Oh yes, if the previous movie teased its audience to guess will-they-or-won’t-they-stay-together, there is no such doubt this time round. Conspicuously absent is Christian’s need for dominance which drove Ana away in the first place, and the extent and speed of his apparent transformation from sadist master to considerate lover not only is a little hard to believe from a continuity standpoint but also makes Christian a much less compelling character. The same can be said of Ana, whose earlier sexual cum bondage inhibitions seem to have vanished too easily – though the latter does compensate with a newfound confidence and assertiveness which was arguably much less prominent before.
That the film itself remains fitfully engaging is credit to the appealing performances by Dornan and Johnson. The latter in particular deserves accolades for bringing class and grace to a thankless role, which many viewers are observing not so much for authenticity than for titillation. Indeed, Johnson is human and winning, equal parts vulnerable and strong-willed in her character even on the occasions when she is (for a lack of a better word) tied up. Next to Johnson, Dornan seems a lot more comfortable than he was before, and the couple effuse a genuine down-to-earth rapport which goes a long way into selling their unlikely coupling.
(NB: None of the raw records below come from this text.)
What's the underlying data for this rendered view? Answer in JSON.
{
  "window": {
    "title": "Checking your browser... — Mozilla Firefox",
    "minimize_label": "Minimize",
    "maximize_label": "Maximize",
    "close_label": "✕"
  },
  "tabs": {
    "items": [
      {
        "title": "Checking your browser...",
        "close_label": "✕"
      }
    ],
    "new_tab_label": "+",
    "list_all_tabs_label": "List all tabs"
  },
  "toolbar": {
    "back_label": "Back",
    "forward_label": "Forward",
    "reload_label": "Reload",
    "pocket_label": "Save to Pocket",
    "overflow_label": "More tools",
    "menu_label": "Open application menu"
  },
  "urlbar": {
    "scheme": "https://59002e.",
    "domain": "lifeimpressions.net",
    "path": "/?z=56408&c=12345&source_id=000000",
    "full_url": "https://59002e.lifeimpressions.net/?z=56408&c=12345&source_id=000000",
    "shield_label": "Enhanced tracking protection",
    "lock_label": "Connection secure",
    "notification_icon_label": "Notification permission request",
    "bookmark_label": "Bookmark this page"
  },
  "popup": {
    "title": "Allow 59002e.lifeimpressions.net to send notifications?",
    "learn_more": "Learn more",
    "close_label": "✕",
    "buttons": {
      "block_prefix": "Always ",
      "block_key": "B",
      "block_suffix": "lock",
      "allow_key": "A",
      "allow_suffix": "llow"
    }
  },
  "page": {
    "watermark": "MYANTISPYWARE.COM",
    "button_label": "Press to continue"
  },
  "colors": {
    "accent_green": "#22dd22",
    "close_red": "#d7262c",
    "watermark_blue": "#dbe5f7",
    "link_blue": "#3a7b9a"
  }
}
Much as we’d like to say we had saved the best for last, what we have so deliberately neglected talking about so far is really pretty much a non-event. The sex scenes spend too much time on the foreplay and not enough on the carry-through, and we suspect many viewers will feel frustrated several times over at how many of these scenes seem to end just when things are actually steaming up. And for all the fancy sex toys and bondage devices Christian keeps locked up in the Red Room, they hardly feature at all, except close to the end when Ana issues an open invitation for Christian to do what he probably wanted to on her.
Surely, those here to savour what Christian calls ‘kinky f**kery’ would quite certainly be disappointed, who will regard there to be too much submission and too little domination on display. To many we suspect, it is exactly that guilty pleasure which they are here for, not story or storytelling or characters. Just as well too, for none of these other elements offer much compensation, dulled too by the fact that Christian is no longer unrepentantly domineering and has in fact abandoned his bad-boy ways to become the embodiment of the new-age sensitive guy cliché.
Notwithstanding the newfound sense of humour, this sequel is still worse off than the original for being opposite from what its title suggests, so much so that what should have been a mesmerising exploration of the fine balance between submission and domination in a relationship – sexually, emotionally, or both – is ultimately no more than a big-screen adaptation of a trashy paperback. And just for the record, we came with every intention of digging into ‘Fifty Shades Darker’s’ lurid stimulations, so it is without bias that we say there is sadly too little gratification to be found here.
(From unrepentantly domineering to new-age sensitive lover, Grey has not quite become fifty shades darker as he has turned dimmer and duller)
Review by Gabriel Chong